The forests in the east of the United States are one of the largest carbon sponges in the world – a powerful natural defence against climate change. So protecting these trees is vital.
Looking after a forest does not leave much time for going back to school, so Cornell University has gone into the woods. They aim to educate all 650,000 private forest owners in New York State.
Gary Goff, of Cornell University explained: “Cornell produces a lot of knowledge. Our goal is to put that knowledge in the hands of forest owners, in their woods. It’s in their woods that the easy flow of communication happens and the volunteers can actually see the condition of the trees, the condition of the land.”
Jerry Michael is one of the 140 forest education volunteers. He came to see Dean Jordan’s wood and help assess its sustainability, and harvesting possibilities. Hardwood logging, done the wrong way can seriously damage a forest.
The world’s forests absorb more than a quarter of the carbon dioxide in the air. But forests don’t only fight climate change – they are one of its victims too. In the US, for example, warm winters mean less insects are killed by frost, leaving more of them to eat the trees.
Cornell university has trained 140 volunteers, and they in turn try to encourage forest owners to pass on their newly acquired knowledge to other forest owners.
Amazon: mapping C02
Forty years ago, the entire region where the Surui people live in north-west Brazil was covered with Amazonian rainforest. Today illegal deforestation has replaced it with fields.
Almir is a local tribal leader. Since 2007, his community of 1,400 Surui people have been working to conserve their part of the Amazonian rainforest. He explained: “Here we are in a reforestation zone where we have replanted. These young plants will help to replace the lost biodiversity and enrich the forest, which is part of our territory.”
The community contacted Google Earth for help in mapping their territory by satellite, so that they could more easily expel illegal loggers, and replant the forest. Today they are the first community in the world to have received international certification allowing them to sell CO2 credits to polluting countries.
The money from selling carbon credits amounts to around one million euros a year until at least 2038. The community want to finance the protection of the forest as well as improve their own lifestyles.
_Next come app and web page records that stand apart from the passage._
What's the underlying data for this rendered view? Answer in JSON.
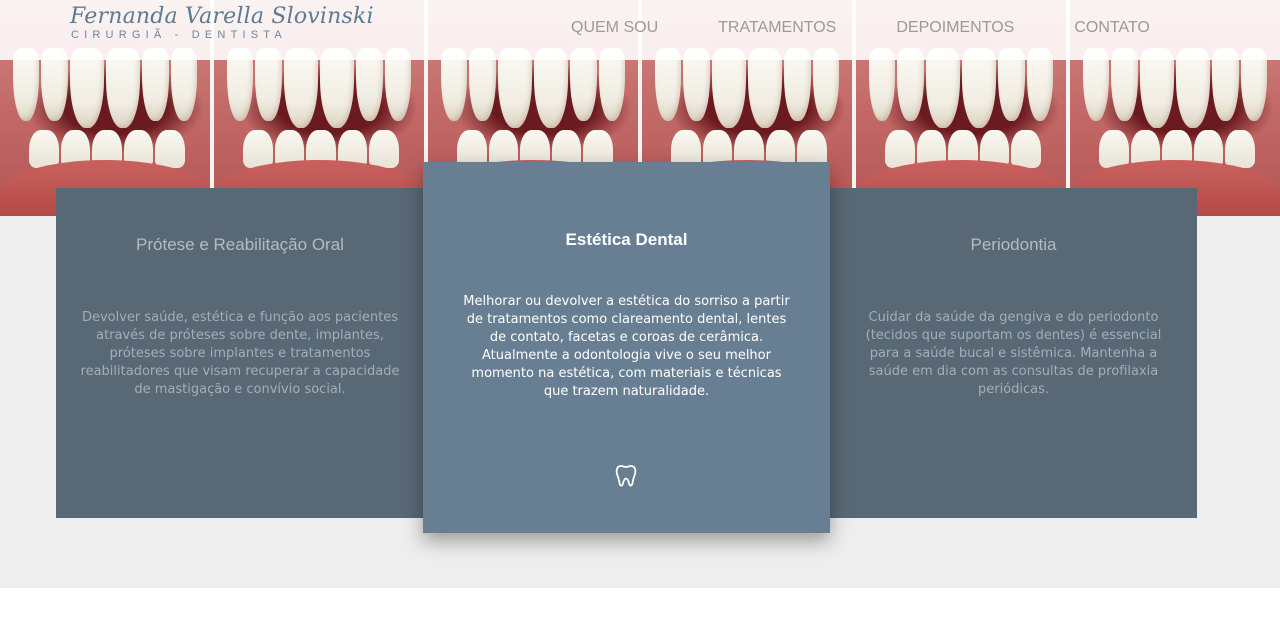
{
  "header": {
    "logo_name": "Fernanda Varella Slovinski",
    "logo_subtitle": "CIRURGIÃ - DENTISTA",
    "nav": [
      "QUEM SOU",
      "TRATAMENTOS",
      "DEPOIMENTOS",
      "CONTATO"
    ]
  },
  "cards": [
    {
      "title": "Prótese e Reabilitação Oral",
      "text": "Devolver saúde, estética e função aos pacientes através de próteses sobre dente, implantes, próteses sobre implantes e tratamentos reabilitadores que visam recuperar a capacidade de mastigação e convívio social."
    },
    {
      "title": "Estética Dental",
      "text": "Melhorar ou devolver a estética do sorriso a partir de tratamentos como clareamento dental, lentes de contato, facetas e coroas de cerâmica. Atualmente a odontologia vive o seu melhor momento na estética, com materiais e técnicas que trazem naturalidade.",
      "icon": "tooth-icon"
    },
    {
      "title": "Periodontia",
      "text": "Cuidar da saúde da gengiva e do periodonto (tecidos que suportam os dentes) é essencial para a saúde bucal e sistêmica. Mantenha a saúde em dia com as consultas de profilaxia periódicas."
    }
  ],
  "colors": {
    "card_dark": "#586874",
    "card_highlight": "#687f93",
    "section_bg": "#eeeeee",
    "logo": "#5d7b92",
    "nav": "#9a9a9a"
  }
}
In the future this community also plans to share what they have learned with other communities living in the Brazilian jungle.